I turn back towards my starting point. Far away, I see another train, with a blue engine. Maybe this is the way I need to go. I hurry towards the second train. Again, the streets are oddly silent and deserted. Again, my path ends at a wall. This wall seems to be part of the ramparts of the castle, with a sheer drop of hundred of feet to the plain below. I cannot see the tracks, but in the distance I see a great bald massif rising from the desert, with great dark birds titling and circling overhead.
The station is underground. This comes to me in a flash, but does not give me the directions I need. I understand that the trains of Merwin do not run in the normal way, not at all. Perhaps I will investigate further on my next visit. For now, the puffing engines behind the walls linger in memory like the trains of a de Chirico painting, tauntingly visible yet forever remote.
I find myself once again inside the castle-city of Merwin. As with previous visits, I cannot recall how I came here. I have no memory of passing through the gates, or climbing up from the underground railroad I am certain is under the city, though I have yet to locate an entrance. Have I been teleported here, and if so why? Is a court card in play? If I was called here by someone or something inside the city, they have yet to show themselves or reveal their agenda.

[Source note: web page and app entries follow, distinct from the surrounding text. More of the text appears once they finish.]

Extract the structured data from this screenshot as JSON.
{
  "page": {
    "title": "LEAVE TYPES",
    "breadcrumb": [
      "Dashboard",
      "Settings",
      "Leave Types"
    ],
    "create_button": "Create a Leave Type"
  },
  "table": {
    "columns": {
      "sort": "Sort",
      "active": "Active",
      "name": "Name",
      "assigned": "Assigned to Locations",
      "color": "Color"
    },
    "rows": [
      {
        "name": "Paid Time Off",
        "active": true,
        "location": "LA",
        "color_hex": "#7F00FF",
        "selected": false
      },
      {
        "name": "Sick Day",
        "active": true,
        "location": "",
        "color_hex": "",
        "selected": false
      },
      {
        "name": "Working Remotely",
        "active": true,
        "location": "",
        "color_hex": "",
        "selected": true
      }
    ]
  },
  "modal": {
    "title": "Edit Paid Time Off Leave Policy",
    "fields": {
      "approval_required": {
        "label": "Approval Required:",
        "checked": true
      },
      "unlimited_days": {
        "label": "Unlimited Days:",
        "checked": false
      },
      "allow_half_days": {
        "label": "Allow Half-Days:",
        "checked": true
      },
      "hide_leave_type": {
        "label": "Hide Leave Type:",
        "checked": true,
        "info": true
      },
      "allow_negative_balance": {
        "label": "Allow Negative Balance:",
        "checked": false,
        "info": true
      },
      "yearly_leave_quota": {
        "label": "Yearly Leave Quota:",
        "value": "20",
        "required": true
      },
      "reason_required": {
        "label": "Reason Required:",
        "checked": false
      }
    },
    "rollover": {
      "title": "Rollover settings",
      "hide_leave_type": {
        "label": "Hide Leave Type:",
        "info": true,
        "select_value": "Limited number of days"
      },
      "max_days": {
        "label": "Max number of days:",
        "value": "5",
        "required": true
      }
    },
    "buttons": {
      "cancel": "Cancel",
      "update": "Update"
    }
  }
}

I check myself. I am wearing a linen suit that is familiar, but the leather sandals are not. The body seems to be its usual shape, but it is lighter. The skin of my feet looks darker than usual, but perhaps that is the effect of the darkness that now prevails in the city. The streets are lit by a kind of moonglow - though I see no moon - but above the sky is very black.
I come upon a convention of great black birds. I would call them a murder of crows, except that when hand carts arrive, pulled by men in sand-colored robes, I see that the birds are much larger than crows. They are almost as tall as the men. The faces of the men are concealed by their head-cloths. In silence, they dump human bodies from the carts. Some of the bodies twitch, as if they belong to people who are not quite dead. I understand this is the method for disposing of the bodies of the dead in Merwin. The pickers are fast and meticulous, stripping the bones of all that decays.
I notice now that the great black birds are eyeless, though when one turns its head towards me I have the impression of something glinting among the feathers at the place of the third eye. I think this is a charm, with raised lettering in a cursive script that may be Arabic or something older. Maybe it is a control device.
ADVENTURES IN STORYTOWN: These are unedited journal reports. #1 is a dream in the early hours of July 2 ; #2 and #3 are experiences in a half-dream state after waking on July 3 and July 4. My feelings, after the initial dream, were of pure delight, despite the weird monsters described by the blind storyteller. Some dreams are adventures in Storytown, and all that we want or need to do with them is to bring through more of the story.